The vcNoiz would be great, but there's a problem. When you turn the pitch down quite far, the noise doesn't get deep which is what one would expect and want. Instead, it becomes a crackle. I believe this is because the vcNoiz's "noise oscillator" is digital. At a low frequency, the sound is simply generated less frequently, but still in "bits".

So my question is, could there be such a thing as an analogue noise oscillator, with controllable/sweepable pitch? Is that possible? I don't know how noise "works", so I'm hoping somebody else knows the answer. Second, if such an oscillator is possible, does one exist?

User avatar
justin3am
KVRAF
10988 posts since 7 May, 2006 from Southern California

Re: Noise oscillator?

Post Tue Apr 14, 2015 6:08 pm

Running analog noise through a sample and hold with an audio rate trigger will produce the same result. It's the same effect as running noise through a sample rate reducer in your DAW.

User avatar
justin3am
KVRAF
10988 posts since 7 May, 2006 from Southern California

Re: Noise oscillator?

Post Tue Apr 14, 2015 6:57 pm

In Eurorack, the Pittsburgh Modular Toolbox has noise and a sample and hold in the same module.

This module even has it's own clock, plus a bunch of other stuff.
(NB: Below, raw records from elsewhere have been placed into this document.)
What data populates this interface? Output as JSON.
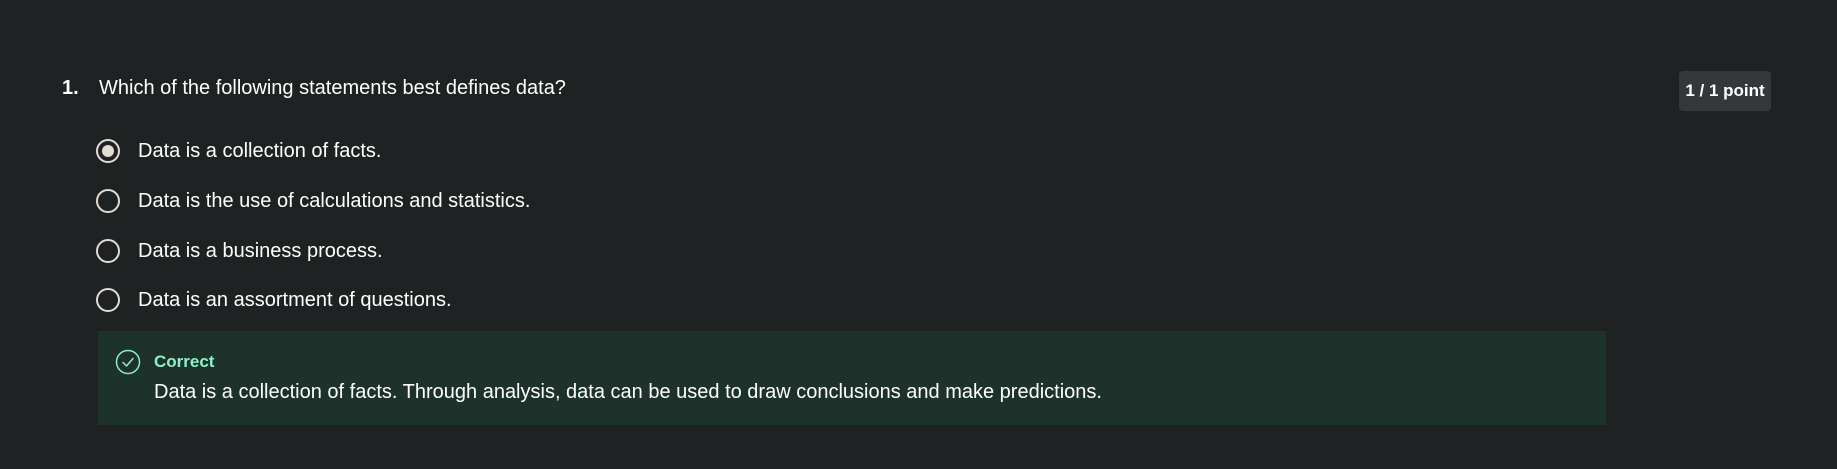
{
  "question": {
    "number": "1.",
    "text": "Which of the following statements best defines data?",
    "points": "1 / 1 point",
    "options": [
      {
        "label": "Data is a collection of facts.",
        "selected": true
      },
      {
        "label": "Data is the use of calculations and statistics.",
        "selected": false
      },
      {
        "label": "Data is a business process.",
        "selected": false
      },
      {
        "label": "Data is an assortment of questions.",
        "selected": false
      }
    ],
    "feedback": {
      "icon": "check-circle-icon",
      "status": "Correct",
      "text": "Data is a collection of facts. Through analysis, data can be used to draw conclusions and make predictions."
    }
  },
  "colors": {
    "background": "#1f2223",
    "badge_bg": "#34383a",
    "feedback_bg": "#1c322b",
    "correct": "#8ff0c8",
    "radio": "#e3dcd2"
  }
}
Ultra Random Analog

User avatar
BertKoor
KVRAF
11956 posts since 8 Mar, 2005 from Utrecht, Holland

Re: Noise oscillator?

Post Wed Apr 15, 2015 2:24 am

Why not blend the pitched noise with low-pass filtered white/pink noise, so you just add that deep rumble you hear all the time in space ship corridors.

The issue though is that this deep rumble consists of a whole spectrum of frequencies and none of them is more present than another. What I would suggest is taking white/pink noise as source and use a low-pass or band-pass filter with a lot of resonance. The filter resonance will then generate one frequency being perceived as the tone of the noise.
We are the KVR collective. Resistance is futile. You will be assimilated. Image
My MusicCalc is back online!!

Return to “Hardware (Instruments and Effects)”